Chapter 4 brings together a discussion of two films – one from the 1990s and the other a film from 2004 heralded as the first lesbian film set in Kerala – in order to disrupt a linear understanding of change from “silence to speech” (p. 16). Thus, although the 1990s was a period that marked a break in terms of issues of sexuality, she argues that what needs to be challenged is the idea that the post-1990s marked a period that was more progressive. Chapter 5 looks at the narrative tropes through which the figure of the lesbian enters the Kerala public sphere. Navaneetha engages with the discourses on lesbian suicides in Kerala to “complicate dominant modes of thinking about sexuality, representation and subjectivity” (p. 189). In each of these chapters she pays special attention to the narrative forms through which discussions and debates on these non-normative figures enter the public sphere in Kerala. This nuanced attention to the aesthetic form deployed in the films, posters, and autobiographies, as well as the form of the protest march, is what makes this research rich and textured.
Navaneetha’s work is important for its critique of a body of scholarship in cultural studies in which “the text itself is presented as if it exists in a vacuum” (p. 233). Navaneetha distinguishes herself by bringing together a range of sources such as film, autobiography, press reportage, and a fact finding report on lesbian suicides brought out by an independent activist group that supports lesbian and bisexual women in Kerala. With these she weaves together “a thick description of the regional public sphere” (p.233). It is through this that she draws out the way “the contingencies of a region determine the imagination of sexuality and subjectivity” (p. 233). The work is simultaneously valuable for her analytic style that refuses closure. Again as she writes in the conclusion: “The labor of this dissertation has been to forge reading practices that retain the tensions and incompleteness of technologies of subjectification. I insist on the need to be wary of the longing for closure and worked-out strategies of political action” (p. 234).
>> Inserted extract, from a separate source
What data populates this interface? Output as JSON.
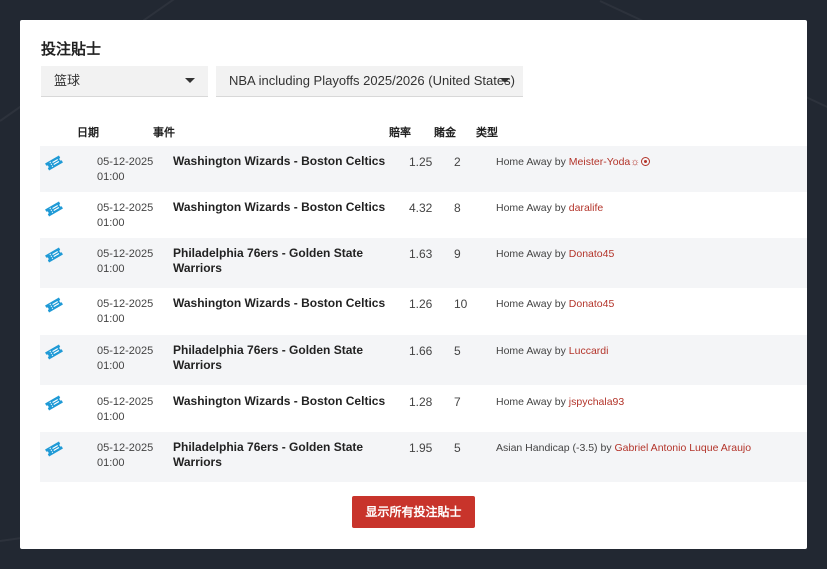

Finally, Navaneetha’s work draws from a now rapidly expanding body of literature on gender and sexuality in Kerala, such as the work of J. Devika, G. Arunima, Praveena Kodoth, Sharmila Sreekumar, Jenny Rowena, and T. Muraleedharan. The dissertation advances our understanding of the region of south India, and Kerala in particular, and moves the terms of debate and discussion out into areas that have until recently received little attention.
Department of Sociology
Delhi School of Economics
Malayalam language films
Fact finding report
University of Michigan. 2010. 265pp. Primary Advisors: Anne C. Herrmann and Maria Sarita See.
Image: Red Ribbon Express AIDS awareness campaign in Calicut railway station on July 9, 2008 (Kerala, India) (Photograph by Navaneetha Mokkil Maruthur).